• [EXERCISE REQUIREMENTS]: Where does the string "value" appear? Copy every line of the entries below that holds it.

• [DATA]:
· · · · · · ·

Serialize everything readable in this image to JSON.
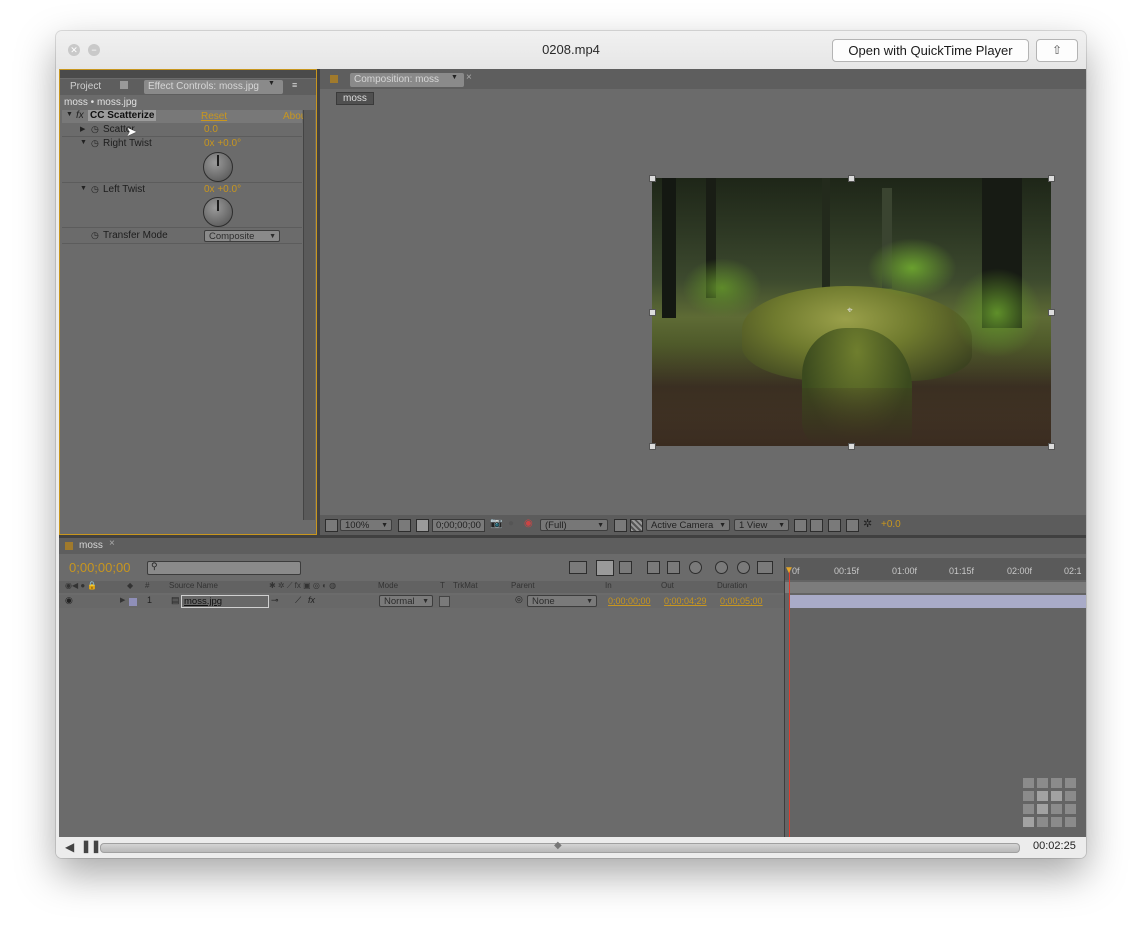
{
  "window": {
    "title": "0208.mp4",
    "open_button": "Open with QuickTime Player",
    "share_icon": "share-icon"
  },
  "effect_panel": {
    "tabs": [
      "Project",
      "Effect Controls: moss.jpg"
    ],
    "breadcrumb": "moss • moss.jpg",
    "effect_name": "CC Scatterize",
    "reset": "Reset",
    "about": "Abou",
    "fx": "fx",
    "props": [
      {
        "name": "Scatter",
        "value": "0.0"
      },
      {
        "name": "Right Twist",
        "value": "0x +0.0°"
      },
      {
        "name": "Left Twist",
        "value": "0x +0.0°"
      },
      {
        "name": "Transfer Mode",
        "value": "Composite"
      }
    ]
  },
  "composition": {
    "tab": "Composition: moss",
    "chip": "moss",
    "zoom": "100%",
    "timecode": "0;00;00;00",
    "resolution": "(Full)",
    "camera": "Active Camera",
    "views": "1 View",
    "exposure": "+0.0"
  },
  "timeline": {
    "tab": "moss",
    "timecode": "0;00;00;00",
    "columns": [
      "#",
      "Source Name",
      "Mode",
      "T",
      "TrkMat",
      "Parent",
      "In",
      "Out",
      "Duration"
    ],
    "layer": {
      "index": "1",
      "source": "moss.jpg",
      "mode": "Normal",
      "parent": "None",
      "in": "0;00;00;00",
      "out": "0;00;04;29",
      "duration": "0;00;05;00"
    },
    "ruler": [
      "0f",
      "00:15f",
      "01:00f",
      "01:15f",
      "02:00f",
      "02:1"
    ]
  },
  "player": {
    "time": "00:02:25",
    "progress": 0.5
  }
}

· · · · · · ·

• [SOLVED PROBLEM]:
        "value": "0.0"
        "value": "0x +0.0°"
        "value": "0x +0.0°"
        "value": "Composite"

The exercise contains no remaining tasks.